Aim of the task:
Collect all lines from the listing that include the string "title".

== Data shown

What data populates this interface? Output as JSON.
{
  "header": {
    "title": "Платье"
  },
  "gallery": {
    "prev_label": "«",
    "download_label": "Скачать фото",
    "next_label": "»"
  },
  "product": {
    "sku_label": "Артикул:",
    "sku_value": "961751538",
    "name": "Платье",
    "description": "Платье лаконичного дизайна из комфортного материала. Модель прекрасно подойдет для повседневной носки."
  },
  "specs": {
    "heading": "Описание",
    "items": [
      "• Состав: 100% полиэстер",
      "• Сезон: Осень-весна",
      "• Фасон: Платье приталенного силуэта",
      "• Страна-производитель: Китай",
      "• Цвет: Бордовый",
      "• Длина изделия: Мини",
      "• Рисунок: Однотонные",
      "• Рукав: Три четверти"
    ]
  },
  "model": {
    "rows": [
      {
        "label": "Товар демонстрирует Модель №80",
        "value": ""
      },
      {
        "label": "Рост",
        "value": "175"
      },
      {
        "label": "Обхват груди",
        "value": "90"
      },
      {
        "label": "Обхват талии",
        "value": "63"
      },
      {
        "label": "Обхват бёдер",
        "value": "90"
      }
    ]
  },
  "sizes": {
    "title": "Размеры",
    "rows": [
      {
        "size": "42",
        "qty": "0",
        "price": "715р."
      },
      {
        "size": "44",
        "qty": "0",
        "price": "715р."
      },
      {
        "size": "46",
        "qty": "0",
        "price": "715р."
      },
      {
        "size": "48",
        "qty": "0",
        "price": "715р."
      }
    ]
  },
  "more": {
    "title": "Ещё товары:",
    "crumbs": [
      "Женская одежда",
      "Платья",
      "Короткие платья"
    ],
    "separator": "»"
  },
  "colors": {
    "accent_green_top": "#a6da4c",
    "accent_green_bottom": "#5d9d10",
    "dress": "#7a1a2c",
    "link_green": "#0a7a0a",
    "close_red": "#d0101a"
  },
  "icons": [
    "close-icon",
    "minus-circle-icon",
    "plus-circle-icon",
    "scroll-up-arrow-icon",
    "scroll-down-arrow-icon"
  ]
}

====
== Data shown

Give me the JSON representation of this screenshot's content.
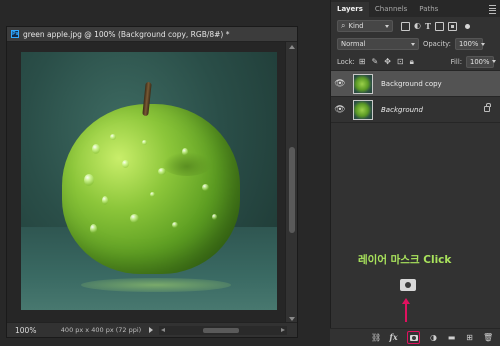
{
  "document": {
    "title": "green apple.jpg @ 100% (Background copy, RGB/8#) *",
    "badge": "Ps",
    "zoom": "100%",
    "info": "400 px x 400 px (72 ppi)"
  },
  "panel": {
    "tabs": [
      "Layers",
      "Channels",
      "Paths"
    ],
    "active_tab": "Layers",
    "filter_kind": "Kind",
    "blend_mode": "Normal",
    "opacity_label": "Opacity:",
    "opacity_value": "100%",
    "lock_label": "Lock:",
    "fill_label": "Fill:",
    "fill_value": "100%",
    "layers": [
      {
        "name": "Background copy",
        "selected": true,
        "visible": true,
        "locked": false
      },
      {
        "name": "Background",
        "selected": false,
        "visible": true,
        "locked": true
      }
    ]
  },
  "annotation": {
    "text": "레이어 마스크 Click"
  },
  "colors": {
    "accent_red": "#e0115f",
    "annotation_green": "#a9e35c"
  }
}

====

Exercise output:
    "title": "Платье"
    "title": "Размеры",
    "title": "Ещё товары:",
    "title": "green apple.jpg @ 100% (Background copy, RGB/8#) *",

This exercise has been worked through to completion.